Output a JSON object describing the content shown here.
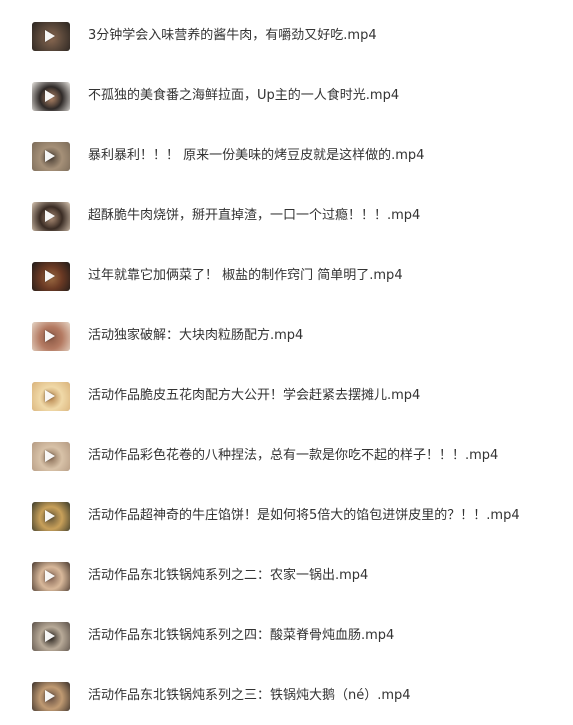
{
  "files": [
    {
      "name": "3分钟学会入味营养的酱牛肉，有嚼劲又好吃.mp4",
      "thumbnail": {
        "icon": "video-thumbnail-icon",
        "colors": [
          "#2a2420",
          "#5d4a3c",
          "#8c6a52"
        ]
      }
    },
    {
      "name": "不孤独的美食番之海鲜拉面，Up主的一人食时光.mp4",
      "thumbnail": {
        "icon": "video-thumbnail-icon",
        "colors": [
          "#e9e6e1",
          "#2f2a28",
          "#b88a6a"
        ]
      }
    },
    {
      "name": "暴利暴利！！！ 原来一份美味的烤豆皮就是这样做的.mp4",
      "thumbnail": {
        "icon": "video-thumbnail-icon",
        "colors": [
          "#7a6a58",
          "#a59078",
          "#4f4338"
        ]
      }
    },
    {
      "name": "超酥脆牛肉烧饼，掰开直掉渣，一口一个过瘾！！！.mp4",
      "thumbnail": {
        "icon": "video-thumbnail-icon",
        "colors": [
          "#d8c6b2",
          "#3a2c24",
          "#b09078"
        ]
      }
    },
    {
      "name": "过年就靠它加俩菜了！ 椒盐的制作窍门 简单明了.mp4",
      "thumbnail": {
        "icon": "video-thumbnail-icon",
        "colors": [
          "#1f1b19",
          "#6b3a24",
          "#9c6b42"
        ]
      }
    },
    {
      "name": "活动独家破解：大块肉粒肠配方.mp4",
      "thumbnail": {
        "icon": "video-thumbnail-icon",
        "colors": [
          "#e6d6c6",
          "#b47a62",
          "#8c5a46"
        ]
      }
    },
    {
      "name": "活动作品脆皮五花肉配方大公开！学会赶紧去摆摊儿.mp4",
      "thumbnail": {
        "icon": "video-thumbnail-icon",
        "colors": [
          "#d9b27a",
          "#f0d9a8",
          "#b8864e"
        ]
      }
    },
    {
      "name": "活动作品彩色花卷的八种捏法，总有一款是你吃不起的样子！！！.mp4",
      "thumbnail": {
        "icon": "video-thumbnail-icon",
        "colors": [
          "#b49a82",
          "#d8c2a8",
          "#8c7058"
        ]
      }
    },
    {
      "name": "活动作品超神奇的牛庄馅饼！是如何将5倍大的馅包进饼皮里的？！！.mp4",
      "thumbnail": {
        "icon": "video-thumbnail-icon",
        "colors": [
          "#3a3a2a",
          "#c8a05a",
          "#6a5a3a"
        ]
      }
    },
    {
      "name": "活动作品东北铁锅炖系列之二：农家一锅出.mp4",
      "thumbnail": {
        "icon": "video-thumbnail-icon",
        "colors": [
          "#4a3a30",
          "#d8b89a",
          "#8a6a58"
        ]
      }
    },
    {
      "name": "活动作品东北铁锅炖系列之四：酸菜脊骨炖血肠.mp4",
      "thumbnail": {
        "icon": "video-thumbnail-icon",
        "colors": [
          "#5a5048",
          "#b8aa98",
          "#2e2822"
        ]
      }
    },
    {
      "name": "活动作品东北铁锅炖系列之三：铁锅炖大鹅（né）.mp4",
      "thumbnail": {
        "icon": "video-thumbnail-icon",
        "colors": [
          "#3a302a",
          "#c09a72",
          "#6a5244"
        ]
      }
    }
  ]
}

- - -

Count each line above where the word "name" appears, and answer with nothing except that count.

12